ATF Celebrates Women’s History Month: Heather Stacy

Heather Stacy in Air Force uniformHeather Stacy is a communications specialist within the Web Media Branch, which falls within the Office of Public and Governmental Affairs. Stacy has served our country for over 30 years, starting with 20 years in the Air Force. She has been with ATF only a few months, but ATF makes Stacy feel like she has a mission again; she explains, “I didn’t feel a strong connection to the mission of the last federal organization I worked for. I knew ATF’s mission would give me the sense of truly serving my country again. I am the fourth generation, and only woman, to serve in the military – and my son is the fifth. That is something my family is very proud of and something we hope will continue down the line.”

When she joined the Air Force, Stacy originally planned to stay for 4 years, but before she knew it, 4 years became 20. She retired as a master sergeant (E-7), for which she was proud, but wishes she would have gone higher. “I had to make a choice earlier in my career to either spend more time with my boys or go to college to finish my degree. I chose to spend more time with my boys. In the Air Force, to advance beyond E-7, you need a bachelor’s degree. Since retiring from the Air Force, I have continued training, going to college and advancing in my career, and I’m very happy with my progress,” said Stacy.

Instilled Family Values

Stacy’s great grandfather built the Ohio house that her grandmother, her mother and she all grew up in. That helped to ensure that family values were passed down from generation to generation. “It was a small farm with a garden, animals, fruit trees and bushes, and three pastures that all needed daily and weekly care,” said Stacy. “That’s three generations of strong women who not only took care of the house and cooking but picked the fruit, fed the animals, harvested the garden and mowed the pastures, while raising children and/or going to school or working a normal job.”
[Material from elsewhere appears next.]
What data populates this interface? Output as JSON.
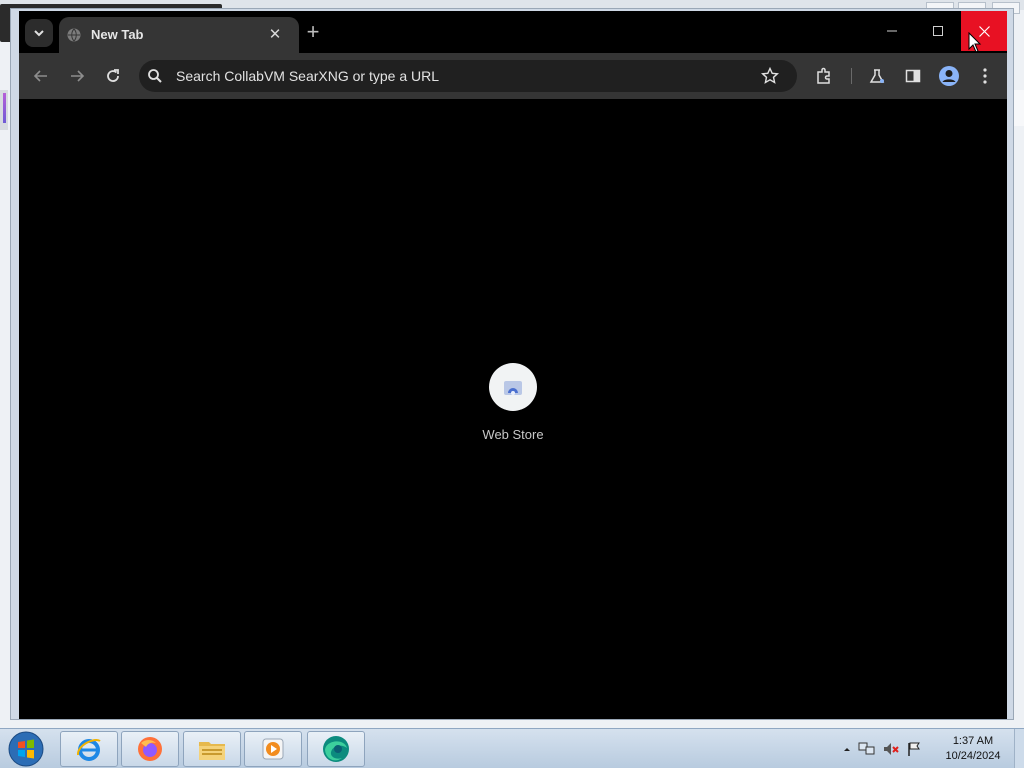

During World War II, while her grandfather was serving as a corpsman in Panama, Stacy’s grandmother held a wartime job helping to build dirigible balloons (blimps) at the Goodyear Company in Akron, Ohio. These smaller, unmanned dirigibles were used to distract German fighters from shooting at the men landing on the shores of Normandy. Although she wasn’t credited for serving in the military, Stacy’s grandmother and many other women played a significant role in World War II. 

“Today, women still, and always will, play a significant role in the federal workforce, whether serving in a leadership position, as a special agent or industry operations investigator, in forensics or STEM, or as a communication specialist, spreading the ATF message,” said Stacy. “Women bring their own unique viewpoint and skills to the federal workforce, adding to the overall effectiveness of the organization.” 

Maintaining a Work-Life Balance

Heather Stacy taking photographs on a military flightStacy discussed that one of the main work-life balances that needed to be solved early in her career was the “which parent is going to stay home with sick children” conundrum. Her husband grew up in a Portuguese family with a strong belief in the mother as the sole caregiver. It was a struggle to convince him otherwise, but her viewpoint was that they both served in the military and needed to share the time away from work. “We eventually worked it out and shared that time taking care of sick children as equally as possible,” she said. Through her own experiences and those of friends and colleagues, she believes “that we still have a long way to go for society to let go of the ‘traditional roles’ and instead view everything as ‘shared responsibilities.’”

Importance of Diverse Voices in Law Enforcement

Stacy believes it’s important for women to hold positions they traditionally have not because that makes their perspective even more valuable; they may be one of the few voices that stands out. “The uniqueness of how a woman’s mind works can be extremely beneficial to the team,” said Stacy. “To serve all communities across the United States, we need teams that look like we are from all over the United States and that includes women. The diversity of all these people together helps us build a stronger more productive federal organization.”

Reflecting on Women’s History Month

“I think it is very important to celebrate how far we have come. I have met women who have had a huge impact in my career,” said Stacy. As an example, she cited Martha McSally, who fought a long, hard battle to stop the mandatory wearing of the customary head-to-toe gown by American military women off base, when assigned to Middle Eastern countries. American servicewomen also weren’t allowed to drive, had to sit in the back seat and had to be always under male escort. This policy made American military women feel subservient to their male military colleagues. McSally eventually won that battle and paved the way for women like Stacy to be treated as an equal with her fellow servicemen while serving in Iraq. But Stacy believes society still has a long way to go. “Celebrating Women’s History Month serves as a reminder to me to never stop proving that I am an equal and helping to pave the way for future generations of women serving in federal government positions,” said Stacy. Her advice to women in the federal workforce is, “Don’t be afraid to speak your mind and be heard. Know that your voice is as important as the next person’s. After all, you’re the only you and no one else is going to analyze or solve the problem like you do.”

Last Reviewed March 29, 2024